In total, from 2008 to 2018, we estimate that UofL’s net carbon emissions declined by 13% from 218,540 to 190,141 metric tons/year. According to the EPA's greenhouse gas equivalencies calculator, each year this translates to:
- Taking 6,030 cars off the road, or 69,435,208 miles of driving, or 3,195,567 gallons of gasoline burned;
- 9,905 tons (or 1,415 garbage trucks) of waste recycled instead of landfilled;
- Emissions from 3,401 average U.S. homes’ annual energy use;
- 155 rail cars worth of coal burned;
- 1,078,702 incandescent lamps switched to LEDs; or the
- Carbon sequestered by 33,423 acres of U.S. forests in one year (or 469,583 tree seedlings grown for 10 years).
However, given that the social cost of carbon is at least $40/ton of carbon emissions, UofL's emissions in 2018 were still responsible for no less than $7.61 million/year in damage to our planet and its people. It is not acceptable to continue externalizing these costs and imposing such a debt on the future generations for whom UofL ought to be a source of hope and flourishing.
The most important steps that UofL needs to take in the near-term are:
- Invest in large-scale renewable energy, behavior change, and energy efficiency measures beyond the scope of the recent performance contract.
- Reduce driving through a Transportation Demand Management Plan that invests in and incentivizes alternatives, caps parking, and transitions UofL from highly subsidized annual parking permits to market-rate, pay-per-use parking that subsidizes alternatives.
- Explore carbon offsetting and sequestration solutions that would benefit our campus, community, and region.
Our heartfelt thanks goes out to the many people across the university who took time and care again this year to supply us with the data necessary to compile this report. They are acknowledged on page 2.
- University Of Louisville Falls Behind On Climate Change Goals (WFPL, July 2, 2019)

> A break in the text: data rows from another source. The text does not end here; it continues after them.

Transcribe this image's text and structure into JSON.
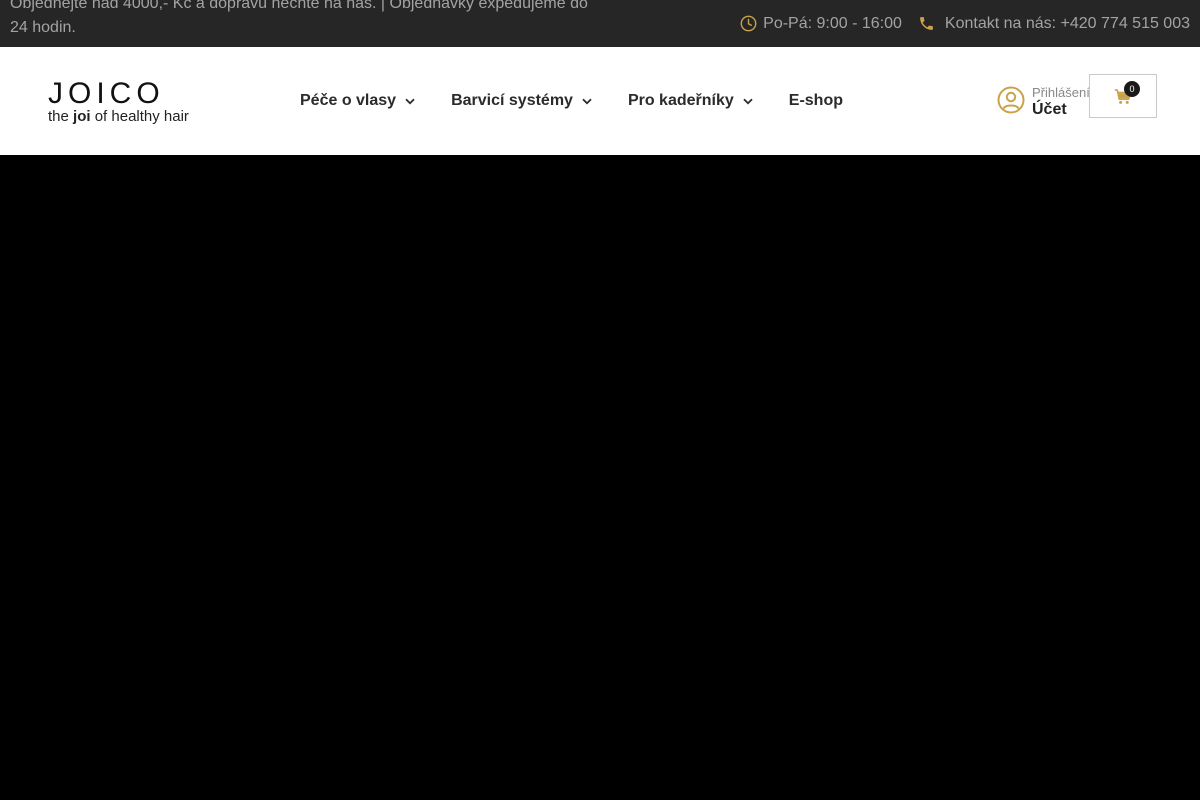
{
  "topbar": {
    "promo": "Objednejte nad 4000,- Kč a dopravu nechte na nás. | Objednávky expedujeme do 24 hodin.",
    "hours": "Po-Pá: 9:00 - 16:00",
    "contact": "Kontakt na nás: +420 774 515 003"
  },
  "brand": {
    "logo_word": "JOICO",
    "tagline_pre": "the",
    "tagline_bold": "joi",
    "tagline_post": "of healthy hair"
  },
  "nav": {
    "items": [
      {
        "label": "Péče o vlasy",
        "dropdown": true
      },
      {
        "label": "Barvicí systémy",
        "dropdown": true
      },
      {
        "label": "Pro kadeřníky",
        "dropdown": true
      },
      {
        "label": "E-shop",
        "dropdown": false
      }
    ]
  },
  "account": {
    "sub_label": "Přihlášení",
    "main_label": "Účet"
  },
  "cart": {
    "count": "0"
  },
  "colors": {
    "accent_gold": "#c9a24a",
    "topbar_bg": "#262626",
    "hero_bg": "#000000"
  },
  "icons": {
    "hours": "clock-icon",
    "contact": "phone-icon",
    "account": "user-circle-icon",
    "cart": "cart-icon",
    "dropdown": "chevron-down-icon"
  }
}
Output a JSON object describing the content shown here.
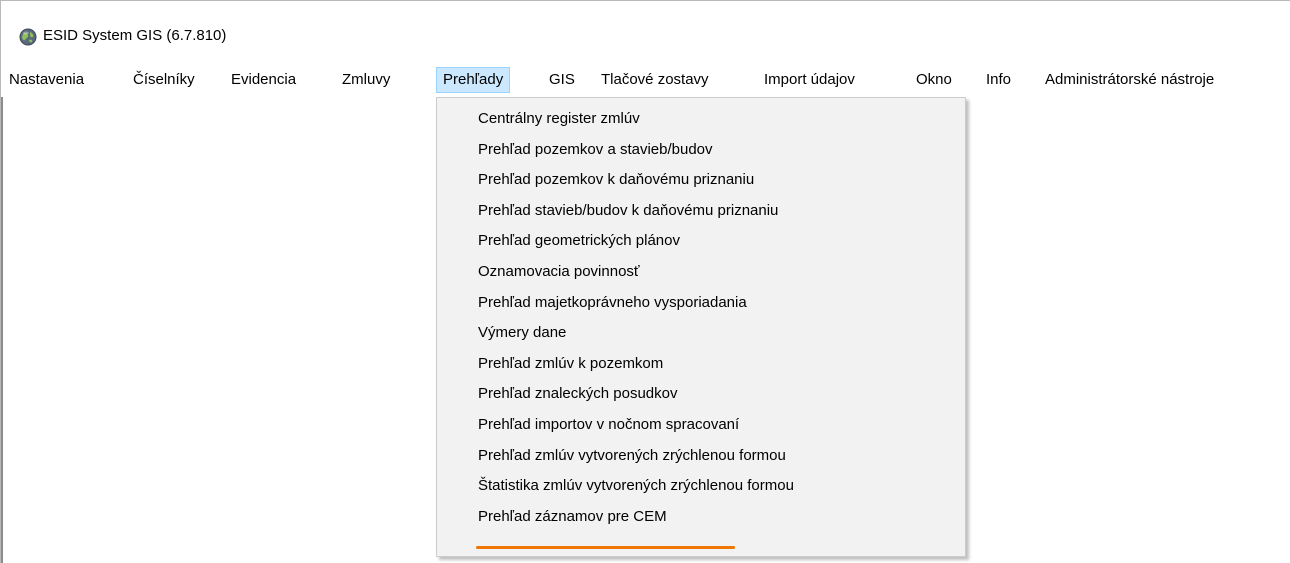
{
  "window": {
    "title": "ESID System GIS (6.7.810)",
    "app_icon": "globe-icon"
  },
  "menubar": {
    "items": [
      {
        "label": "Nastavenia",
        "active": false
      },
      {
        "label": "Číselníky",
        "active": false
      },
      {
        "label": "Evidencia",
        "active": false
      },
      {
        "label": "Zmluvy",
        "active": false
      },
      {
        "label": "Prehľady",
        "active": true
      },
      {
        "label": "GIS",
        "active": false
      },
      {
        "label": "Tlačové zostavy",
        "active": false
      },
      {
        "label": "Import údajov",
        "active": false
      },
      {
        "label": "Okno",
        "active": false
      },
      {
        "label": "Info",
        "active": false
      },
      {
        "label": "Administrátorské nástroje",
        "active": false
      }
    ]
  },
  "dropdown": {
    "items": [
      {
        "label": "Centrálny register zmlúv"
      },
      {
        "label": "Prehľad pozemkov a stavieb/budov"
      },
      {
        "label": "Prehľad pozemkov k daňovému priznaniu"
      },
      {
        "label": "Prehľad stavieb/budov k daňovému priznaniu"
      },
      {
        "label": "Prehľad geometrických plánov"
      },
      {
        "label": "Oznamovacia povinnosť"
      },
      {
        "label": "Prehľad majetkoprávneho vysporiadania"
      },
      {
        "label": "Výmery dane"
      },
      {
        "label": "Prehľad zmlúv k pozemkom"
      },
      {
        "label": "Prehľad znaleckých posudkov"
      },
      {
        "label": "Prehľad importov v nočnom spracovaní"
      },
      {
        "label": "Prehľad zmlúv vytvorených zrýchlenou formou"
      },
      {
        "label": "Štatistika zmlúv vytvorených zrýchlenou formou"
      },
      {
        "label": "Prehľad záznamov pre CEM",
        "highlighted": true
      }
    ]
  },
  "colors": {
    "menu_active_bg": "#cce8ff",
    "menu_active_border": "#99d1ff",
    "dropdown_bg": "#f2f2f2",
    "highlight_underline": "#f07800"
  }
}
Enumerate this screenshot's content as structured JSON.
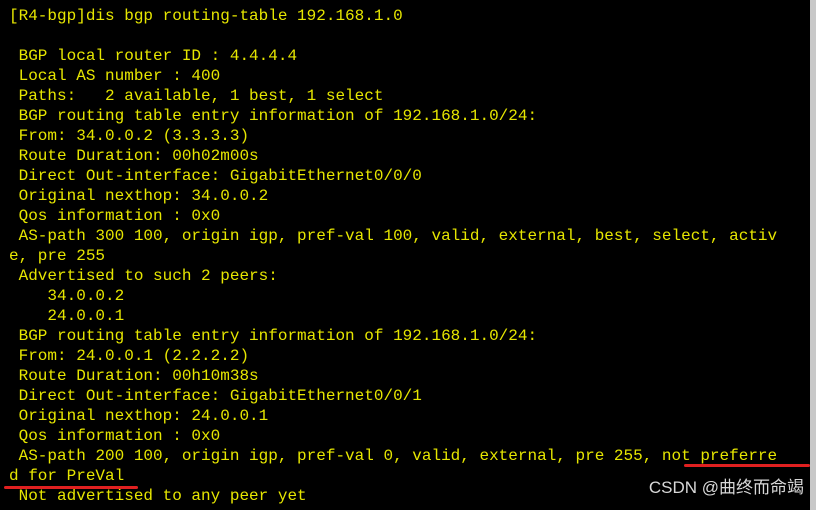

- Kentucky colleges have lofty climate goals but struggle to cut greenhouse emissions (Courier-Journal, July 8, 2019)